• **The problem**
Working from the entries below, count every line that includes the word "more". Return the figure alone.

(Data excerpts)

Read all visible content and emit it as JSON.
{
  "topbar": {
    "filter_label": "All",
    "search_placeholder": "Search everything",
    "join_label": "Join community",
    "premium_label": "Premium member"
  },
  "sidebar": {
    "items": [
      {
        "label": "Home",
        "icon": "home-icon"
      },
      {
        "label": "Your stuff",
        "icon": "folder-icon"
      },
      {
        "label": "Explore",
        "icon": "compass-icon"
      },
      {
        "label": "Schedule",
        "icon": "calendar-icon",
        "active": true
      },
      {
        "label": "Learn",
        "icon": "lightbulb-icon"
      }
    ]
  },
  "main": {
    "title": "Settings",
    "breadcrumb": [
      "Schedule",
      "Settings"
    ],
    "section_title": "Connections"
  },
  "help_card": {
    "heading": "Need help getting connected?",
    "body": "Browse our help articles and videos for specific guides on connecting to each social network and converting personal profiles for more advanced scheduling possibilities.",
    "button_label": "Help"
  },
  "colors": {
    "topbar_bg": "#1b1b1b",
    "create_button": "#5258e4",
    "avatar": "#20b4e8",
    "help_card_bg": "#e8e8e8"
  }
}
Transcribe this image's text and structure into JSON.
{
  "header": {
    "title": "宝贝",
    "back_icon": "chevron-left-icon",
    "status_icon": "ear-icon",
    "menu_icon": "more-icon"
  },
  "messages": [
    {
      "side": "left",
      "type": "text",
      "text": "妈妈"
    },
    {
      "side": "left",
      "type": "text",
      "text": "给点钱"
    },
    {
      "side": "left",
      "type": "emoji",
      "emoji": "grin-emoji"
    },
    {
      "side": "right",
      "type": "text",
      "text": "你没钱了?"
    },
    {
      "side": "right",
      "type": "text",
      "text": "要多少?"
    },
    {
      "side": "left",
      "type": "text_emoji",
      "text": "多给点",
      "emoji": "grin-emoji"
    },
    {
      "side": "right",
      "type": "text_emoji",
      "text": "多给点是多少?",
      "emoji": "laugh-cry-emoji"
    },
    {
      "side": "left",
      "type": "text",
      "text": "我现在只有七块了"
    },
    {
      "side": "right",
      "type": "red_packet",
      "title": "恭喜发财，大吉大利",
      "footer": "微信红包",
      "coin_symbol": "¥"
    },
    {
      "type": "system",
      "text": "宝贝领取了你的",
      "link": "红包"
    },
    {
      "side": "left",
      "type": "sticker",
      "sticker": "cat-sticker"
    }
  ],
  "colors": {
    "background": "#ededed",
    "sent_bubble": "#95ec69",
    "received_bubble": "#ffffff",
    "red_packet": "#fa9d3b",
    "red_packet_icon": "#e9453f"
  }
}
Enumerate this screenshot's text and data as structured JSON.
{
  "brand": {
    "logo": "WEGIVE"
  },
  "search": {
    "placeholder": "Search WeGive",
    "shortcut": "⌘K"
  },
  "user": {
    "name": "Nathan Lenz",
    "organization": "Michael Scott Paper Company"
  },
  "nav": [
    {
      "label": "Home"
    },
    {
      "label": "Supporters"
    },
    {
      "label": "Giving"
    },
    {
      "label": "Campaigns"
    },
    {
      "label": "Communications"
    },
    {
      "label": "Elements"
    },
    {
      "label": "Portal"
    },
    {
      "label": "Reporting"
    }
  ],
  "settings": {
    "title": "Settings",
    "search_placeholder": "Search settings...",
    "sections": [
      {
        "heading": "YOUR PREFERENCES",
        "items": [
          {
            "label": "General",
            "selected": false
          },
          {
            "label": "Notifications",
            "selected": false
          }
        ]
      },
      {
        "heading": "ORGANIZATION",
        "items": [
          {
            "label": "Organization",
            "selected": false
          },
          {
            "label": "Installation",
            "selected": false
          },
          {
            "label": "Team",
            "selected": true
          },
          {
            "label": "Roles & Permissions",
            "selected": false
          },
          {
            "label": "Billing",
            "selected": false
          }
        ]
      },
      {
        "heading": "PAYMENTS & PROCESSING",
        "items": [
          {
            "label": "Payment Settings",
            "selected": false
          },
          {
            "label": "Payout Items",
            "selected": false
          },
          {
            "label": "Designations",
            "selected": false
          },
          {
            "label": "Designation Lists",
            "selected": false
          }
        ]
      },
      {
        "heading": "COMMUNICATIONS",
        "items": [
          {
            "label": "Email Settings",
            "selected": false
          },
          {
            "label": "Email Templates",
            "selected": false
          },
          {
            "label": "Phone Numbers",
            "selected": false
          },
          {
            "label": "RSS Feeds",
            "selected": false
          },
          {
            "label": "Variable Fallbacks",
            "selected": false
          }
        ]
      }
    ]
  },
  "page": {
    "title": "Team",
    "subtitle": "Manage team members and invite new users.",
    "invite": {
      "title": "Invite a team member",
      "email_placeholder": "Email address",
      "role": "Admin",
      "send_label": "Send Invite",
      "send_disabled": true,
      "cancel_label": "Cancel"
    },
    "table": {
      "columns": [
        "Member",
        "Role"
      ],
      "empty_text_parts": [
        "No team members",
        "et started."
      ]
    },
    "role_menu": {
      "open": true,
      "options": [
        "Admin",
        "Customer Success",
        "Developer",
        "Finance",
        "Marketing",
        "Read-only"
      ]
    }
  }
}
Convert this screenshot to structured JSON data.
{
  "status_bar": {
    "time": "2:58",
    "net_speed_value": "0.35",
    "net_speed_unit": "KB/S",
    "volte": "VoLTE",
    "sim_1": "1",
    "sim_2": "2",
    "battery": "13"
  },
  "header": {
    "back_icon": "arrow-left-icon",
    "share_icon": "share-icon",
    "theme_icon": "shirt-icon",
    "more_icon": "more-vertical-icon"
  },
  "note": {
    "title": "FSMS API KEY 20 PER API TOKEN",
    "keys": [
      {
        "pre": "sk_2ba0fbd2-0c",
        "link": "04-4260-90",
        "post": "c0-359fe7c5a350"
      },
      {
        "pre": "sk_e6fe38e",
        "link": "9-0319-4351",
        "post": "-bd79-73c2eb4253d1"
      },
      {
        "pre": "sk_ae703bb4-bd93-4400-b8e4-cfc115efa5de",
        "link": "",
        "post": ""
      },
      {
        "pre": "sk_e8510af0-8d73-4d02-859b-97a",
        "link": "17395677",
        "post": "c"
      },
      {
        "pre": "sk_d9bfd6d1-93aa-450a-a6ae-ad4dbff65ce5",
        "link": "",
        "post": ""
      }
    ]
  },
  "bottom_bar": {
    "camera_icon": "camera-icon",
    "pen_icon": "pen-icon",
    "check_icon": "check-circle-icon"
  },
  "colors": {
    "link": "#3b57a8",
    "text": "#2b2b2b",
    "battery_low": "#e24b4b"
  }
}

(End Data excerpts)

• **Exercise output**
3